First, there is the Paris Agreement itself, which entered into force last week. If Trump withdraws from it, as he has promised, it will take four year before the US actually leaves (or one year to leave the overarching UN climate convention). And, because of clever drafting that elides the US Senate, a new President could instantly re-ratify the Agreement after he or she comes into office.
Second, while it now unclear whether the second-largest emitter will be able to meet its climate target, much less ratchet it up, Paris gave us 189 other climate plans. Because these pledges are based in national priorities and interests, they are more likely to be implemented than a more traditional agreement that would require reciprocal concessions. Nothing about Donald Trump’s election reduces China’s or India’s need to clean up their air and build new industries based on next-generation technology.
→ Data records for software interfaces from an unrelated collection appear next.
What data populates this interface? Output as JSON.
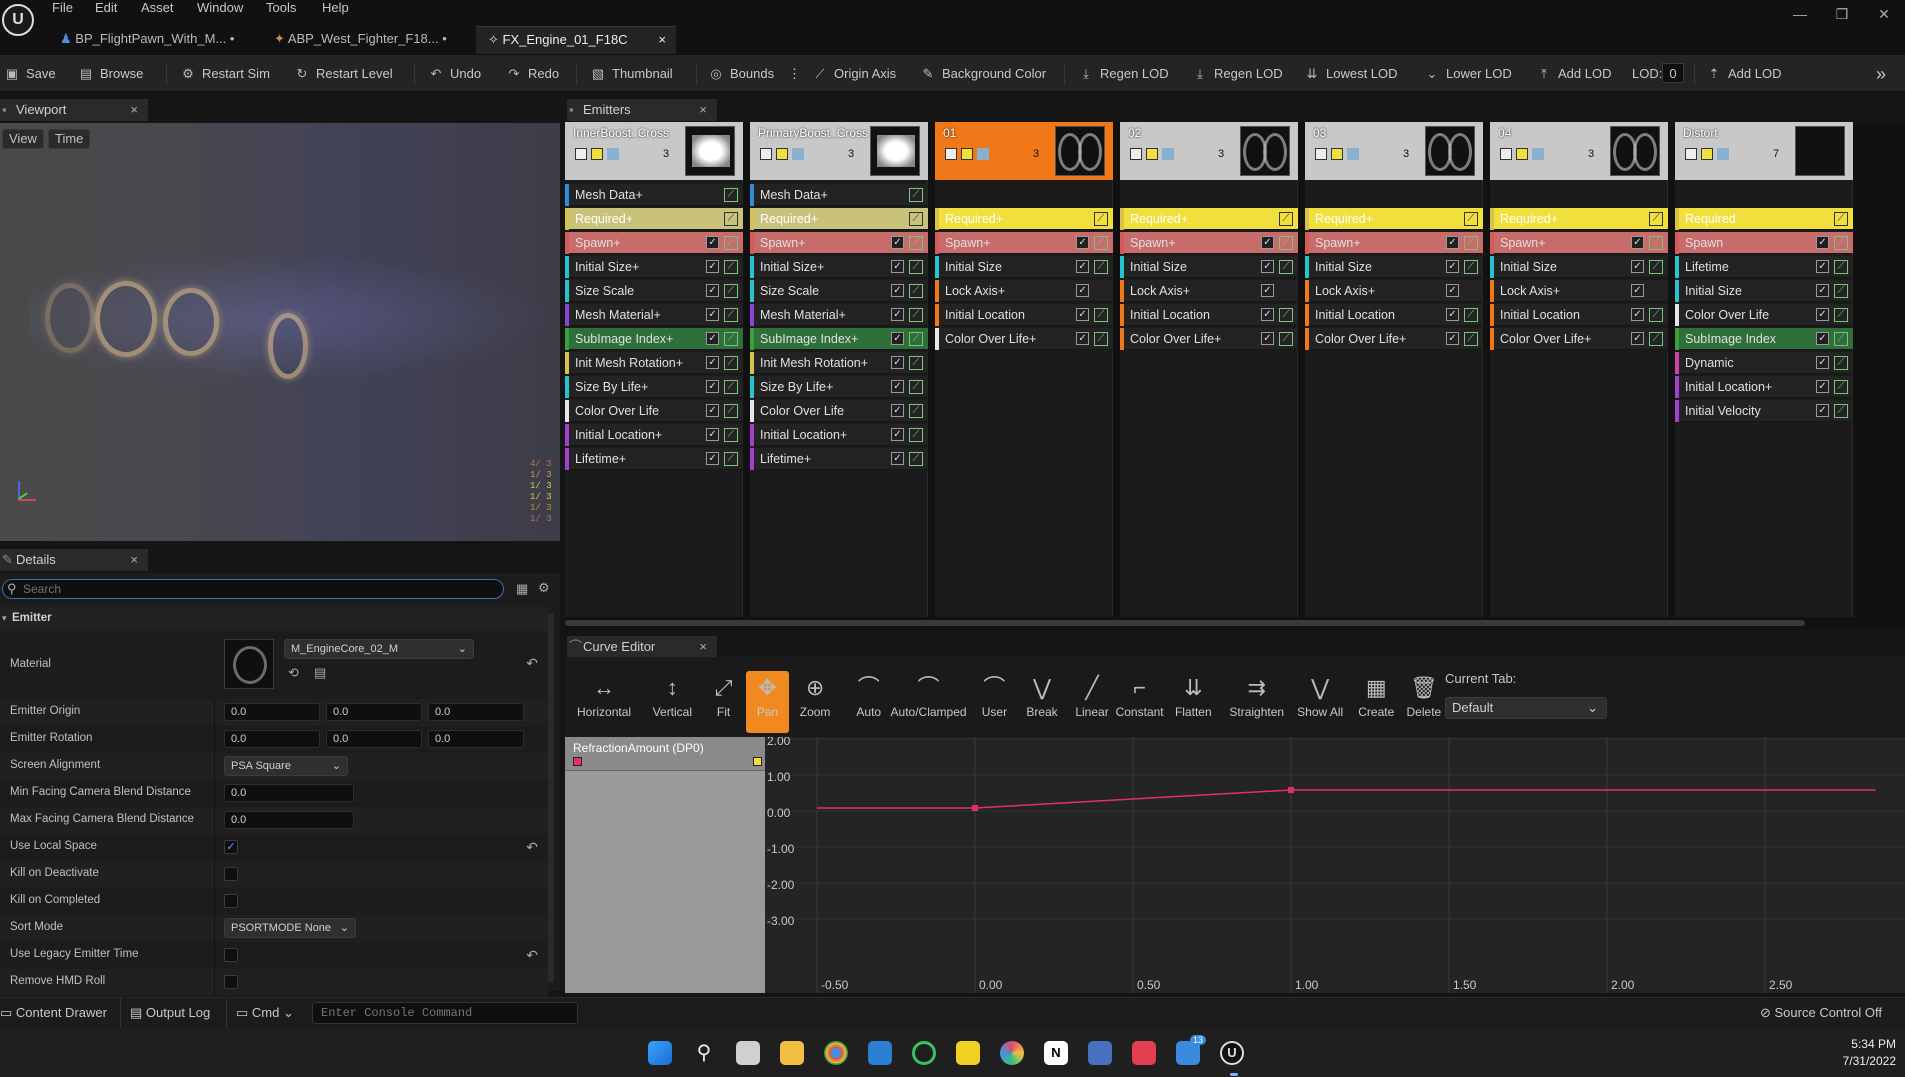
{
  "titlebar": {
    "menus": [
      "File",
      "Edit",
      "Asset",
      "Window",
      "Tools",
      "Help"
    ],
    "tabs": [
      {
        "label": "BP_FlightPawn_With_M...",
        "dirty": "•"
      },
      {
        "label": "ABP_West_Fighter_F18...",
        "dirty": "•"
      },
      {
        "label": "FX_Engine_01_F18C",
        "close": "×"
      }
    ]
  },
  "toolbar": {
    "save": "Save",
    "browse": "Browse",
    "restart_sim": "Restart Sim",
    "restart_level": "Restart Level",
    "undo": "Undo",
    "redo": "Redo",
    "thumbnail": "Thumbnail",
    "bounds": "Bounds",
    "origin_axis": "Origin Axis",
    "background_color": "Background Color",
    "regen_lod_1": "Regen LOD",
    "regen_lod_2": "Regen LOD",
    "lowest_lod": "Lowest LOD",
    "lower_lod": "Lower LOD",
    "add_lod_1": "Add LOD",
    "lod_label": "LOD:",
    "lod_value": "0",
    "add_lod_2": "Add LOD"
  },
  "viewport": {
    "tab": "Viewport",
    "view_btn": "View",
    "time_btn": "Time",
    "stats": [
      "4/ 3",
      "1/ 3",
      "1/ 3",
      "1/ 3",
      "1/ 3",
      "1/ 3"
    ]
  },
  "details": {
    "tab": "Details",
    "search_placeholder": "Search",
    "section": "Emitter",
    "material_label": "Material",
    "material_value": "M_EngineCore_02_M",
    "rows": [
      {
        "label": "Emitter Origin",
        "values": [
          "0.0",
          "0.0",
          "0.0"
        ]
      },
      {
        "label": "Emitter Rotation",
        "values": [
          "0.0",
          "0.0",
          "0.0"
        ]
      },
      {
        "label": "Screen Alignment",
        "combo": "PSA Square"
      },
      {
        "label": "Min Facing Camera Blend Distance",
        "value": "0.0"
      },
      {
        "label": "Max Facing Camera Blend Distance",
        "value": "0.0"
      },
      {
        "label": "Use Local Space",
        "checked": true
      },
      {
        "label": "Kill on Deactivate",
        "checked": false
      },
      {
        "label": "Kill on Completed",
        "checked": false
      },
      {
        "label": "Sort Mode",
        "combo": "PSORTMODE None"
      },
      {
        "label": "Use Legacy Emitter Time",
        "checked": false
      },
      {
        "label": "Remove HMD Roll",
        "checked": false
      }
    ]
  },
  "emitters": {
    "tab": "Emitters",
    "columns": [
      {
        "name": "InnerBoost_Cross",
        "count": "3",
        "head_color": "#c8c8c8",
        "modules": [
          {
            "label": "Mesh Data+",
            "bar": "#2e8fd6",
            "bg": "#232323",
            "c1": false
          },
          {
            "label": "Required+",
            "bar": "#d8c24a",
            "bg": "#c9c27a",
            "c1": false,
            "dark": true
          },
          {
            "label": "Spawn+",
            "bar": "#d65a5a",
            "bg": "#c76b6b",
            "c1": true
          },
          {
            "label": "Initial Size+",
            "bar": "#27c4d0",
            "bg": "#232323",
            "c1": true
          },
          {
            "label": "Size Scale",
            "bar": "#27c4d0",
            "bg": "#232323",
            "c1": true
          },
          {
            "label": "Mesh Material+",
            "bar": "#8a45d8",
            "bg": "#232323",
            "c1": true
          },
          {
            "label": "SubImage Index+",
            "bar": "#3aa03a",
            "bg": "#2e6f3a",
            "c1": true
          },
          {
            "label": "Init Mesh Rotation+",
            "bar": "#d8c24a",
            "bg": "#232323",
            "c1": true
          },
          {
            "label": "Size By Life+",
            "bar": "#27c4d0",
            "bg": "#232323",
            "c1": true
          },
          {
            "label": "Color Over Life",
            "bar": "#e8e8e8",
            "bg": "#232323",
            "c1": true
          },
          {
            "label": "Initial Location+",
            "bar": "#a33fd0",
            "bg": "#232323",
            "c1": true
          },
          {
            "label": "Lifetime+",
            "bar": "#a33fd0",
            "bg": "#232323",
            "c1": true
          }
        ]
      },
      {
        "name": "PrimaryBoost_Cross",
        "count": "3",
        "head_color": "#c8c8c8",
        "modules": [
          {
            "label": "Mesh Data+",
            "bar": "#2e8fd6",
            "bg": "#232323",
            "c1": false
          },
          {
            "label": "Required+",
            "bar": "#d8c24a",
            "bg": "#c9c27a",
            "c1": false,
            "dark": true
          },
          {
            "label": "Spawn+",
            "bar": "#d65a5a",
            "bg": "#c76b6b",
            "c1": true
          },
          {
            "label": "Initial Size+",
            "bar": "#27c4d0",
            "bg": "#232323",
            "c1": true
          },
          {
            "label": "Size Scale",
            "bar": "#27c4d0",
            "bg": "#232323",
            "c1": true
          },
          {
            "label": "Mesh Material+",
            "bar": "#8a45d8",
            "bg": "#232323",
            "c1": true
          },
          {
            "label": "SubImage Index+",
            "bar": "#3aa03a",
            "bg": "#2e6f3a",
            "c1": true
          },
          {
            "label": "Init Mesh Rotation+",
            "bar": "#d8c24a",
            "bg": "#232323",
            "c1": true
          },
          {
            "label": "Size By Life+",
            "bar": "#27c4d0",
            "bg": "#232323",
            "c1": true
          },
          {
            "label": "Color Over Life",
            "bar": "#e8e8e8",
            "bg": "#232323",
            "c1": true
          },
          {
            "label": "Initial Location+",
            "bar": "#a33fd0",
            "bg": "#232323",
            "c1": true
          },
          {
            "label": "Lifetime+",
            "bar": "#a33fd0",
            "bg": "#232323",
            "c1": true
          }
        ]
      },
      {
        "name": "01",
        "count": "3",
        "head_color": "#f07818",
        "modules": [
          {
            "label": "Required+",
            "bar": "#d8c24a",
            "bg": "#f1df3d",
            "c1": false,
            "dark": true
          },
          {
            "label": "Spawn+",
            "bar": "#d65a5a",
            "bg": "#c76b6b",
            "c1": true
          },
          {
            "label": "Initial Size",
            "bar": "#27c4d0",
            "bg": "#232323",
            "c1": true
          },
          {
            "label": "Lock Axis+",
            "bar": "#f07818",
            "bg": "#232323",
            "c1": true,
            "no_curve": true
          },
          {
            "label": "Initial Location",
            "bar": "#f07818",
            "bg": "#232323",
            "c1": true
          },
          {
            "label": "Color Over Life+",
            "bar": "#e8e8e8",
            "bg": "#232323",
            "c1": true
          }
        ]
      },
      {
        "name": "02",
        "count": "3",
        "head_color": "#c8c8c8",
        "modules": [
          {
            "label": "Required+",
            "bar": "#d8c24a",
            "bg": "#f1df3d",
            "c1": false,
            "dark": true
          },
          {
            "label": "Spawn+",
            "bar": "#d65a5a",
            "bg": "#c76b6b",
            "c1": true
          },
          {
            "label": "Initial Size",
            "bar": "#27c4d0",
            "bg": "#232323",
            "c1": true
          },
          {
            "label": "Lock Axis+",
            "bar": "#f07818",
            "bg": "#232323",
            "c1": true,
            "no_curve": true
          },
          {
            "label": "Initial Location",
            "bar": "#f07818",
            "bg": "#232323",
            "c1": true
          },
          {
            "label": "Color Over Life+",
            "bar": "#f07818",
            "bg": "#232323",
            "c1": true
          }
        ]
      },
      {
        "name": "03",
        "count": "3",
        "head_color": "#c8c8c8",
        "modules": [
          {
            "label": "Required+",
            "bar": "#d8c24a",
            "bg": "#f1df3d",
            "c1": false,
            "dark": true
          },
          {
            "label": "Spawn+",
            "bar": "#d65a5a",
            "bg": "#c76b6b",
            "c1": true
          },
          {
            "label": "Initial Size",
            "bar": "#27c4d0",
            "bg": "#232323",
            "c1": true
          },
          {
            "label": "Lock Axis+",
            "bar": "#f07818",
            "bg": "#232323",
            "c1": true,
            "no_curve": true
          },
          {
            "label": "Initial Location",
            "bar": "#f07818",
            "bg": "#232323",
            "c1": true
          },
          {
            "label": "Color Over Life+",
            "bar": "#f07818",
            "bg": "#232323",
            "c1": true
          }
        ]
      },
      {
        "name": "04",
        "count": "3",
        "head_color": "#c8c8c8",
        "modules": [
          {
            "label": "Required+",
            "bar": "#d8c24a",
            "bg": "#f1df3d",
            "c1": false,
            "dark": true
          },
          {
            "label": "Spawn+",
            "bar": "#d65a5a",
            "bg": "#c76b6b",
            "c1": true
          },
          {
            "label": "Initial Size",
            "bar": "#27c4d0",
            "bg": "#232323",
            "c1": true
          },
          {
            "label": "Lock Axis+",
            "bar": "#f07818",
            "bg": "#232323",
            "c1": true,
            "no_curve": true
          },
          {
            "label": "Initial Location",
            "bar": "#f07818",
            "bg": "#232323",
            "c1": true
          },
          {
            "label": "Color Over Life+",
            "bar": "#f07818",
            "bg": "#232323",
            "c1": true
          }
        ]
      },
      {
        "name": "Distort",
        "count": "7",
        "head_color": "#c8c8c8",
        "modules": [
          {
            "label": "Required",
            "bar": "#d8c24a",
            "bg": "#f1df3d",
            "c1": false,
            "dark": true
          },
          {
            "label": "Spawn",
            "bar": "#d65a5a",
            "bg": "#c76b6b",
            "c1": true
          },
          {
            "label": "Lifetime",
            "bar": "#27c4d0",
            "bg": "#232323",
            "c1": true
          },
          {
            "label": "Initial Size",
            "bar": "#27c4d0",
            "bg": "#232323",
            "c1": true
          },
          {
            "label": "Color Over Life",
            "bar": "#e8e8e8",
            "bg": "#232323",
            "c1": true
          },
          {
            "label": "SubImage Index",
            "bar": "#3aa03a",
            "bg": "#2e6f3a",
            "c1": true
          },
          {
            "label": "Dynamic",
            "bar": "#d03fb0",
            "bg": "#232323",
            "c1": true
          },
          {
            "label": "Initial Location+",
            "bar": "#a33fd0",
            "bg": "#232323",
            "c1": true
          },
          {
            "label": "Initial Velocity",
            "bar": "#a33fd0",
            "bg": "#232323",
            "c1": true
          }
        ]
      }
    ]
  },
  "curve_editor": {
    "tab": "Curve Editor",
    "buttons": [
      {
        "label": "Horizontal",
        "icon": "↔"
      },
      {
        "label": "Vertical",
        "icon": "↕"
      },
      {
        "label": "Fit",
        "icon": "⤢"
      },
      {
        "label": "Pan",
        "icon": "✥"
      },
      {
        "label": "Zoom",
        "icon": "⊕"
      },
      {
        "label": "Auto",
        "icon": "⌒"
      },
      {
        "label": "Auto/Clamped",
        "icon": "⌒"
      },
      {
        "label": "User",
        "icon": "⌒"
      },
      {
        "label": "Break",
        "icon": "⋁"
      },
      {
        "label": "Linear",
        "icon": "╱"
      },
      {
        "label": "Constant",
        "icon": "⌐"
      },
      {
        "label": "Flatten",
        "icon": "⇊"
      },
      {
        "label": "Straighten",
        "icon": "⇉"
      },
      {
        "label": "Show All",
        "icon": "⋁"
      },
      {
        "label": "Create",
        "icon": "▦"
      },
      {
        "label": "Delete",
        "icon": "🗑"
      }
    ],
    "current_tab_label": "Current Tab:",
    "current_tab_value": "Default",
    "track": "RefractionAmount (DP0)",
    "y_labels": [
      "2.00",
      "1.00",
      "0.00",
      "-1.00",
      "-2.00",
      "-3.00"
    ],
    "x_labels": [
      "-0.50",
      "0.00",
      "0.50",
      "1.00",
      "1.50",
      "2.00",
      "2.50"
    ],
    "curve_points": [
      [
        -0.5,
        0.25
      ],
      [
        0.0,
        0.25
      ],
      [
        1.0,
        0.75
      ],
      [
        2.85,
        0.75
      ]
    ],
    "curve_color": "#e0306a"
  },
  "status": {
    "content_drawer": "Content Drawer",
    "output_log": "Output Log",
    "cmd": "Cmd",
    "console_placeholder": "Enter Console Command",
    "source_control": "Source Control Off"
  },
  "taskbar": {
    "time": "5:34 PM",
    "date": "7/31/2022",
    "badge": "13"
  }
}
Third, Trump’s election will not slow the groundswell of climate action we see from cities, states and provinces, businesses, civil society groups, and other actors whose decisions are not governed by the Electoral College. Indeed, the coming of Trump may even lead to an explosion of such actions in many parts of the US, which has more cities, businesses, and other sub- and non-state actors registered on the UNFCCC’s NAZCA portal than any other country. These efforts are being ramped up by the Global Climate Action Agenda that emerged from Paris, which creates a system to track and accelerate these “bottom up” actions. Those arrangements are being discussed and reinforced at COP22. According to UNEP, these non-party initiatives could reduce emissions as much as the national climate plans by 2030. That’s one ‘firewall’ that Trump won’t breach.
Finally, the Paris system has accelerated a number of background drivers that fundamentally change the costs and benefits of climate action in the real economy. Renewables are at parity with fossil fuels across much of the world, and dropping even further in price. Disclosure of climate risk is being mainstreamed by some of the largest institutional investors, hitting corporate directors in their share prices. Such economic transformations can re-write the conventional political wisdom. Indeed, renewables are expanding quickly in many US states that Donald Trump won.
We should not fool ourselves. Donald Trump will likely do enormous damage to our climate and much else. But the Paris system is strong because it is broad and flexible in ways that few international agreements can match. For that we should be grateful.
Thomas Hale is a professor of public policy at Oxford University